WHAT TO PRODUCE
All lines from the entries below that contain the string "JSON" should be copied out.

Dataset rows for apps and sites
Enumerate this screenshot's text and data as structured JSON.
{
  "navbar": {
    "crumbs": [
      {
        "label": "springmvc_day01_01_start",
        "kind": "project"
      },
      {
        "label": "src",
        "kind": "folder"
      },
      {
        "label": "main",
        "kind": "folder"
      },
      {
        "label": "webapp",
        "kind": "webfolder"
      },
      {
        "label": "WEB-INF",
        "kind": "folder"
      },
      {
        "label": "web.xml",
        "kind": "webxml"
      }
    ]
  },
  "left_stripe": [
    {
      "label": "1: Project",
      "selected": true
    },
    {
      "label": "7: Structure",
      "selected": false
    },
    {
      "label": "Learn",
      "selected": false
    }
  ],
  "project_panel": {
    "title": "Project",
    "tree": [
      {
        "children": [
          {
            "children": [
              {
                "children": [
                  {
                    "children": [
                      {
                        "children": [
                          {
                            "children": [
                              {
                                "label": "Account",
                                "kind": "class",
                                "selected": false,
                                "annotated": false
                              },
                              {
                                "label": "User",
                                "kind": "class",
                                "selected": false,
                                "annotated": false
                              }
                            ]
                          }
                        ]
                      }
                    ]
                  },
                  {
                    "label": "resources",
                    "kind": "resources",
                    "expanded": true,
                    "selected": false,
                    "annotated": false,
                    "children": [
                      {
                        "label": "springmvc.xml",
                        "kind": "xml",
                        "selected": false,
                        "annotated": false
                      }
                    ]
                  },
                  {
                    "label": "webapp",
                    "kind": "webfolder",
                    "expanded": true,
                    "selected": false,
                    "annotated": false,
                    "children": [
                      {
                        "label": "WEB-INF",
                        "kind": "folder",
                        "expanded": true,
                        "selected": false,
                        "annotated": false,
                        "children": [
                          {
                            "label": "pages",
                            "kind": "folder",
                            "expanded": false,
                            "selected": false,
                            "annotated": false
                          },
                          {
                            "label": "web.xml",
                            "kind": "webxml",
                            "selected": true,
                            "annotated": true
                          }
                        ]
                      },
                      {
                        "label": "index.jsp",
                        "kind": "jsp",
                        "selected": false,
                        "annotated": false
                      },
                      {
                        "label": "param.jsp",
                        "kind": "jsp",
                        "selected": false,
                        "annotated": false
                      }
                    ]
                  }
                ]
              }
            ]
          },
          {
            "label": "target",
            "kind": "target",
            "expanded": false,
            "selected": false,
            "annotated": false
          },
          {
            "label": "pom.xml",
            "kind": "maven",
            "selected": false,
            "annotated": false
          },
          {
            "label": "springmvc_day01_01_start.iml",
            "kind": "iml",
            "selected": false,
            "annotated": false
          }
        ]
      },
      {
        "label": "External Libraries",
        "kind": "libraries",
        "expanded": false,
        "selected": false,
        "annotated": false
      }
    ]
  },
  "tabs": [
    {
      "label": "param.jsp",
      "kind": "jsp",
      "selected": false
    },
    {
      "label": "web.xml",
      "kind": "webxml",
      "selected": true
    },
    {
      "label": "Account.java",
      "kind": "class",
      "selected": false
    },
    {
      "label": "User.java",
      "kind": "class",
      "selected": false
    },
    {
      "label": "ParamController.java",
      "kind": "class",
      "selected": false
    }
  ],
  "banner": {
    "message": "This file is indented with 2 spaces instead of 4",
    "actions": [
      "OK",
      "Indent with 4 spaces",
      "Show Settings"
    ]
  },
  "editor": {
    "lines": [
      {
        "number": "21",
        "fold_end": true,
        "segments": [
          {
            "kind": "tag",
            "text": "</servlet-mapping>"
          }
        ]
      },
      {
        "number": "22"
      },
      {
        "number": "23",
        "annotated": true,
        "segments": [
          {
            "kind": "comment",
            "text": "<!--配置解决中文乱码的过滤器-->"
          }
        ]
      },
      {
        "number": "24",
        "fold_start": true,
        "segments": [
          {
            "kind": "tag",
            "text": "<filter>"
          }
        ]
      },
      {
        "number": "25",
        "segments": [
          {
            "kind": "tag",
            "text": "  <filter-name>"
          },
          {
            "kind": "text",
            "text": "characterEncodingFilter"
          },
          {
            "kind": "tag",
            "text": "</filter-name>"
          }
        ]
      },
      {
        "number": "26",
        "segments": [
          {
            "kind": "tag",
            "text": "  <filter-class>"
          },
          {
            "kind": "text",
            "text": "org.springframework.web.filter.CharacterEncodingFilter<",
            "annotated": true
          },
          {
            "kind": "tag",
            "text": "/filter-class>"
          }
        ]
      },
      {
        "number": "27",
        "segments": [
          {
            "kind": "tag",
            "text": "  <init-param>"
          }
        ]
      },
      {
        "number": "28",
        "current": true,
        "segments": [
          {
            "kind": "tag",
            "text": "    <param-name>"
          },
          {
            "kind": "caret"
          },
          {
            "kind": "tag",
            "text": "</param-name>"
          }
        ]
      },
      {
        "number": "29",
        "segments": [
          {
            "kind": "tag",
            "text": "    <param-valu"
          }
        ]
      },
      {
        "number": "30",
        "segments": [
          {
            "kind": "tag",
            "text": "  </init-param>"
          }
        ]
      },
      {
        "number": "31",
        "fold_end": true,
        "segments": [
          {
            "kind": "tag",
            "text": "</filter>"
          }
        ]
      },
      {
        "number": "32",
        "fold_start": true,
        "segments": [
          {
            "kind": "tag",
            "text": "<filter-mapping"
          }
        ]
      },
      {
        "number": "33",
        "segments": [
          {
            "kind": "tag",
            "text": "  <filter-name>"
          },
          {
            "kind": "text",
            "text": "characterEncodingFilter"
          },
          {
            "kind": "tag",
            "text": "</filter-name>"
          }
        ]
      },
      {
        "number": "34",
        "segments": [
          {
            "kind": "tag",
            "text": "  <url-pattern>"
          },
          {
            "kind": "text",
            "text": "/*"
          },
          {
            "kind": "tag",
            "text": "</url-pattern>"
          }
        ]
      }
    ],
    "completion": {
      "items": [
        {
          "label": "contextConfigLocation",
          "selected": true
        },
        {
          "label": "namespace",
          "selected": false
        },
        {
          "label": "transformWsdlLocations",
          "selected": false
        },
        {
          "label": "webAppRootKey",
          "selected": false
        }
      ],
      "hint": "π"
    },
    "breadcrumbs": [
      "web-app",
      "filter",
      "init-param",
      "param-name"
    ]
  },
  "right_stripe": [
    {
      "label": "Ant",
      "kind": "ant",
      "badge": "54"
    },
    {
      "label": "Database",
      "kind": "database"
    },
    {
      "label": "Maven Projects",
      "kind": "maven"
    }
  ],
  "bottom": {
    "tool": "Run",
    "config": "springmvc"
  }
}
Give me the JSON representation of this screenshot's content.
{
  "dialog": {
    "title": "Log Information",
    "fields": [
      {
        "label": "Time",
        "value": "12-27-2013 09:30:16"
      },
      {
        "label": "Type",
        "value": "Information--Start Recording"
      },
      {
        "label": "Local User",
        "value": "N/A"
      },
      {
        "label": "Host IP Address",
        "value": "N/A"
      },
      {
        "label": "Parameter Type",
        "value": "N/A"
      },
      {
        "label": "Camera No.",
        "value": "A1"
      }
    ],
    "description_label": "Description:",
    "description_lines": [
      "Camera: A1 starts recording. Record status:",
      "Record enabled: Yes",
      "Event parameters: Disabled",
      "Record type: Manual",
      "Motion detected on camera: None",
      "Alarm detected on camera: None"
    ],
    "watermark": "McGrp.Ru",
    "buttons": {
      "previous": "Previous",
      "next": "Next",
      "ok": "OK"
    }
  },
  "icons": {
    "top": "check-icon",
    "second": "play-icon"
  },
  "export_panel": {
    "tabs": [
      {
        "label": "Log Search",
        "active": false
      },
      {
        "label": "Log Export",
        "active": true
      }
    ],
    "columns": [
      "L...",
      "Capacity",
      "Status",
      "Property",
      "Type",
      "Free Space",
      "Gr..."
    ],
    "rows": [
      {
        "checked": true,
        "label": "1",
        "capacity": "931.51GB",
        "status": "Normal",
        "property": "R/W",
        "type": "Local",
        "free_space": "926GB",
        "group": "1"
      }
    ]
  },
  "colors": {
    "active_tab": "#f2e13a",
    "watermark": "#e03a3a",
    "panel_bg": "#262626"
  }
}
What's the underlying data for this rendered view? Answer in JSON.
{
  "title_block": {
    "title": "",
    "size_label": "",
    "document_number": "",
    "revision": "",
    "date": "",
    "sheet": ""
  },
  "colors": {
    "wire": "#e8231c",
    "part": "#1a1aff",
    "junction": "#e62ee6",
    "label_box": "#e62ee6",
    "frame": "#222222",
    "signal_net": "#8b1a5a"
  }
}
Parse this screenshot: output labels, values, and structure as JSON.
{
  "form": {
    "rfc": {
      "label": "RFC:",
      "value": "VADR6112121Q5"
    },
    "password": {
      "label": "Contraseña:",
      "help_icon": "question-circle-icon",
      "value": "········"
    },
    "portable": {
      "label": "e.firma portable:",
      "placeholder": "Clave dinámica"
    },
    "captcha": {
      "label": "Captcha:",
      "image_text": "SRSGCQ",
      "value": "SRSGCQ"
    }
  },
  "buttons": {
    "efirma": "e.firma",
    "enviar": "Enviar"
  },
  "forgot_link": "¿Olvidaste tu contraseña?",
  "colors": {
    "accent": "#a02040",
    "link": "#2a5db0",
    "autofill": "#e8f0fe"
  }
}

EXERCISE RESULT
Enumerate this screenshot's text and data as structured JSON.
Give me the JSON representation of this screenshot's content.
What's the underlying data for this rendered view? Answer in JSON.
Parse this screenshot: output labels, values, and structure as JSON.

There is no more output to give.